YOUR INSTRUCTIONS: Could the entries below be reproduced exactly, with the images removed?

AVAILABLE DATA:
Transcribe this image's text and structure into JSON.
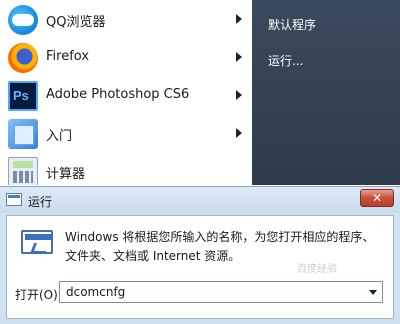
{
  "start_menu": {
    "items": [
      {
        "label": "QQ浏览器",
        "icon": "qq-browser-icon"
      },
      {
        "label": "Firefox",
        "icon": "firefox-icon"
      },
      {
        "label": "Adobe Photoshop CS6",
        "icon": "photoshop-icon"
      },
      {
        "label": "入门",
        "icon": "getting-started-icon"
      },
      {
        "label": "计算器",
        "icon": "calculator-icon"
      }
    ],
    "right": {
      "default_programs": "默认程序",
      "run": "运行..."
    },
    "colors": {
      "right_pane": "#2e3b4a"
    }
  },
  "run_dialog": {
    "title": "运行",
    "close_symbol": "✕",
    "description": "Windows 将根据您所输入的名称，为您打开相应的程序、文件夹、文档或 Internet 资源。",
    "open_label": "打开(O):",
    "input_value": "dcomcnfg",
    "watermark": "百度经验",
    "colors": {
      "close_button": "#c7503a",
      "frame": "#cfe0f1"
    }
  }
}
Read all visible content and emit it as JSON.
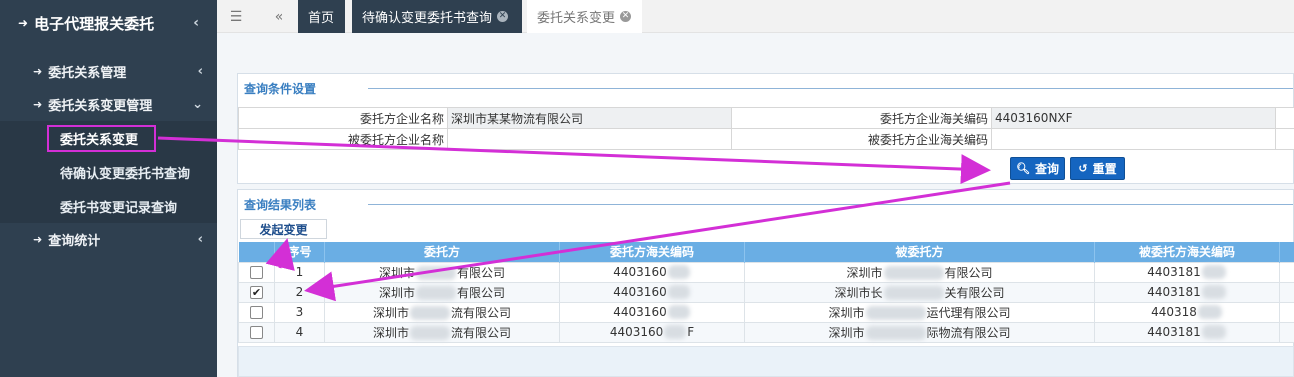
{
  "sidebar": {
    "title": "电子代理报关委托",
    "items": [
      {
        "label": "委托关系管理"
      },
      {
        "label": "委托关系变更管理"
      },
      {
        "label": "查询统计"
      }
    ],
    "subitems": [
      {
        "label": "委托关系变更"
      },
      {
        "label": "待确认变更委托书查询"
      },
      {
        "label": "委托书变更记录查询"
      }
    ]
  },
  "tabs": [
    {
      "label": "首页"
    },
    {
      "label": "待确认变更委托书查询"
    },
    {
      "label": "委托关系变更"
    }
  ],
  "query": {
    "title": "查询条件设置",
    "client_name_label": "委托方企业名称",
    "client_name_value": "深圳市某某物流有限公司",
    "client_code_label": "委托方企业海关编码",
    "client_code_value": "4403160NXF",
    "agent_name_label": "被委托方企业名称",
    "agent_code_label": "被委托方企业海关编码",
    "search_label": "查询",
    "reset_label": "重置"
  },
  "results": {
    "title": "查询结果列表",
    "start_change_label": "发起变更",
    "columns": [
      "序号",
      "委托方",
      "委托方海关编码",
      "被委托方",
      "被委托方海关编码"
    ],
    "rows": [
      {
        "no": "1",
        "client_pre": "深圳市",
        "client_post": "有限公司",
        "code_pre": "4403160",
        "code_post": "",
        "agent_pre": "深圳市",
        "agent_post": "有限公司",
        "agent_code_pre": "4403181",
        "checked": false
      },
      {
        "no": "2",
        "client_pre": "深圳市",
        "client_post": "有限公司",
        "code_pre": "4403160",
        "code_post": "",
        "agent_pre": "深圳市长",
        "agent_post": "关有限公司",
        "agent_code_pre": "4403181",
        "checked": true
      },
      {
        "no": "3",
        "client_pre": "深圳市",
        "client_post": "流有限公司",
        "code_pre": "4403160",
        "code_post": "",
        "agent_pre": "深圳市",
        "agent_post": "运代理有限公司",
        "agent_code_pre": "440318",
        "checked": false
      },
      {
        "no": "4",
        "client_pre": "深圳市",
        "client_post": "流有限公司",
        "code_pre": "4403160",
        "code_post": "F",
        "agent_pre": "深圳市",
        "agent_post": "际物流有限公司",
        "agent_code_pre": "4403181",
        "checked": false
      }
    ]
  },
  "colors": {
    "sidebar": "#2f4050",
    "accent": "#1565c0",
    "header": "#6aaee4",
    "annotation": "#d32fd6"
  }
}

SOLUTION BELOW:
Transcribe this image's text and structure into JSON.
{
  "start_menu": {
    "items": [
      {
        "label": "QQ浏览器",
        "icon": "qq-browser-icon"
      },
      {
        "label": "Firefox",
        "icon": "firefox-icon"
      },
      {
        "label": "Adobe Photoshop CS6",
        "icon": "photoshop-icon"
      },
      {
        "label": "入门",
        "icon": "getting-started-icon"
      },
      {
        "label": "计算器",
        "icon": "calculator-icon"
      }
    ],
    "right": {
      "default_programs": "默认程序",
      "run": "运行..."
    },
    "colors": {
      "right_pane": "#2e3b4a"
    }
  },
  "run_dialog": {
    "title": "运行",
    "close_symbol": "✕",
    "description": "Windows 将根据您所输入的名称，为您打开相应的程序、文件夹、文档或 Internet 资源。",
    "open_label": "打开(O):",
    "input_value": "dcomcnfg",
    "watermark": "百度经验",
    "colors": {
      "close_button": "#c7503a",
      "frame": "#cfe0f1"
    }
  }
}
Read all visible content and emit it as JSON.
{
  "sidebar": {
    "title": "电子代理报关委托",
    "items": [
      {
        "label": "委托关系管理"
      },
      {
        "label": "委托关系变更管理"
      },
      {
        "label": "查询统计"
      }
    ],
    "subitems": [
      {
        "label": "委托关系变更"
      },
      {
        "label": "待确认变更委托书查询"
      },
      {
        "label": "委托书变更记录查询"
      }
    ]
  },
  "tabs": [
    {
      "label": "首页"
    },
    {
      "label": "待确认变更委托书查询"
    },
    {
      "label": "委托关系变更"
    }
  ],
  "query": {
    "title": "查询条件设置",
    "client_name_label": "委托方企业名称",
    "client_name_value": "深圳市某某物流有限公司",
    "client_code_label": "委托方企业海关编码",
    "client_code_value": "4403160NXF",
    "agent_name_label": "被委托方企业名称",
    "agent_code_label": "被委托方企业海关编码",
    "search_label": "查询",
    "reset_label": "重置"
  },
  "results": {
    "title": "查询结果列表",
    "start_change_label": "发起变更",
    "columns": [
      "序号",
      "委托方",
      "委托方海关编码",
      "被委托方",
      "被委托方海关编码"
    ],
    "rows": [
      {
        "no": "1",
        "client_pre": "深圳市",
        "client_post": "有限公司",
        "code_pre": "4403160",
        "code_post": "",
        "agent_pre": "深圳市",
        "agent_post": "有限公司",
        "agent_code_pre": "4403181",
        "checked": false
      },
      {
        "no": "2",
        "client_pre": "深圳市",
        "client_post": "有限公司",
        "code_pre": "4403160",
        "code_post": "",
        "agent_pre": "深圳市长",
        "agent_post": "关有限公司",
        "agent_code_pre": "4403181",
        "checked": true
      },
      {
        "no": "3",
        "client_pre": "深圳市",
        "client_post": "流有限公司",
        "code_pre": "4403160",
        "code_post": "",
        "agent_pre": "深圳市",
        "agent_post": "运代理有限公司",
        "agent_code_pre": "440318",
        "checked": false
      },
      {
        "no": "4",
        "client_pre": "深圳市",
        "client_post": "流有限公司",
        "code_pre": "4403160",
        "code_post": "F",
        "agent_pre": "深圳市",
        "agent_post": "际物流有限公司",
        "agent_code_pre": "4403181",
        "checked": false
      }
    ]
  },
  "colors": {
    "sidebar": "#2f4050",
    "accent": "#1565c0",
    "header": "#6aaee4",
    "annotation": "#d32fd6"
  }
}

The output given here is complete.